The case forms part of a long-running, complex and quite exceptional litigation involving Mukhtar Ablyazov, which Christopher J, in an earlier judgment, described as “extraordinary litigation on a large scale”. Since August 2010 the litigation has separated into various segments.
The case began in August 2009 when Blair J granted a freezing order in favour of the appellant Bank against the respondent, the Bank’s former chairman, Mr Ablyazov, who the bank allege defrauded it of vast sums of money.
After the freezing order was made, Mr Ablyazov entered into four loan facility agreements totaling £40 million. Under the terms of the agreements, he was able to direct payments of the entire £40 million to be made from the lenders to third parties directly, which he did, whereupon he allegedly used the sums to fund his legal and living expenses. The Bank sought a declaration that Mr Ablyazov’s rights under the loan agreements (if they were valid contracts, which the Bank denied) were “assets” for the purposes of the freezing order and therefore had to comply with the terms of the freezing order. In the Commercial Court, Christopher Clarke J dismissed the Bank’s application, holding that Mr Ablyazov’s contractual rights to draw down the loans did not qualify as “assets”, and that their exercise by ordering them to be paid to a third party does not constitute “disposing” or “dealing” with an asset. The Bank appealed.

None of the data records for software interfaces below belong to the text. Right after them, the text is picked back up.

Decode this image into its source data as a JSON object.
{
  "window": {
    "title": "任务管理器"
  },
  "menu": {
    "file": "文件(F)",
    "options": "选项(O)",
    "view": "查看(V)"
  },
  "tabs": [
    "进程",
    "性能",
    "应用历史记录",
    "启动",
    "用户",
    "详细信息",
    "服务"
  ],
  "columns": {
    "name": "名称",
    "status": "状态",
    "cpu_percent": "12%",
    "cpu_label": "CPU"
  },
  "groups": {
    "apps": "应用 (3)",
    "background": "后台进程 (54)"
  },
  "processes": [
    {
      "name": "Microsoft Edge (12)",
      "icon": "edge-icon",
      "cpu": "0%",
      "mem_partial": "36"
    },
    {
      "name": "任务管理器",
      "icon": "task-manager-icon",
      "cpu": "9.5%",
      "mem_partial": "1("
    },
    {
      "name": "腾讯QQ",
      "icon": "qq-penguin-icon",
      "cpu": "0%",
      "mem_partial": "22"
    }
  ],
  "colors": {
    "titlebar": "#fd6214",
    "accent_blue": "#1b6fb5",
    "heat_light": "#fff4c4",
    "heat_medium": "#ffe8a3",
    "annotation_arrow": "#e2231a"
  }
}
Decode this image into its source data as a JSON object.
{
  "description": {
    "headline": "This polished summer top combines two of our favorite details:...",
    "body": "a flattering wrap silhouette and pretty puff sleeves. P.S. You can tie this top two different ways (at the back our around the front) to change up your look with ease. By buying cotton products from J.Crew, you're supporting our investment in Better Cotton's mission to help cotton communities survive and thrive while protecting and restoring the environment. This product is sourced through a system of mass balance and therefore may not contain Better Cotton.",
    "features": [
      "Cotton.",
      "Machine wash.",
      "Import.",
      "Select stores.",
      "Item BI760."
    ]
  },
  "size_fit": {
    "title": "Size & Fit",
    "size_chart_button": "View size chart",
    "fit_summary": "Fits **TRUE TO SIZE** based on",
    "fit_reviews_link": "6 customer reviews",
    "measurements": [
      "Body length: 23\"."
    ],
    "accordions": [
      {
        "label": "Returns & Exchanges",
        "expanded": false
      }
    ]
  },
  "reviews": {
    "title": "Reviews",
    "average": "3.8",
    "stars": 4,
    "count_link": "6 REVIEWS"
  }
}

The Court of Appeal decision
In challenging the decision, the Bank argued in the Court of Appeal that “logic and consistency – not to mention certainty – dictate that all choses in action should be treated the same way for the purposes of freezing orders”. The Bank argued that if this were not the case, a defendant could evade the whole operation of the freezing order altogether if he could reduce his net assets by borrowing large sums of money on an unsecured basis. The Bank maintained that this would give rise to anomalies some would consider absurd and would bring freezing orders into disrepute.
However, the Court of Appeal rejected these arguments and dismissed the appeal. In making its decision and construing the order strictly, the court took into account the meaning of the words, terms, background and context of the order. In doing so it decided that the contractual right to draw down under the loan facility agreements did not qualify as an “asset”; a liability is not an asset. Neither did the exercise of that loan facility constitute a “disposing of” or “dealing with” an asset (Beatson LJ at paragraph 72). Mr Ablyazov instructed the third party lenders to make disbursements under the loan agreements to third parties. As Rimer LJ said, “he was not thereby disposing an asset of his, because the money paid was not his” (paragraph 101). Floyd LJ also commented that “[freezing] orders must be construed strictly, so as not to leave any doubt as to what the defendant can and cannot do”.
The Supreme Court appeal
Lord Neuberger (President of the Supreme Court), Lord Mance, Lord Kerr, Lord Clarke and Lord Hodge will hear the appeal. The issues the Supreme Court will decide are:
- whether choses in action, such as a right to borrow money under a loan facility agreement, are “assets” within the meaning of the standard form freezing order; and
- whether they are subject to any restraint on dealing or exercise prior to trial.
We will report further when the judgment is handed down.
JSC BTA Bank (Appellant) v Ablyazov (Respondent) (UKSC 2013/0203)
This post first appeared on the UK Supreme Court Blog (http://ukscblog.com/).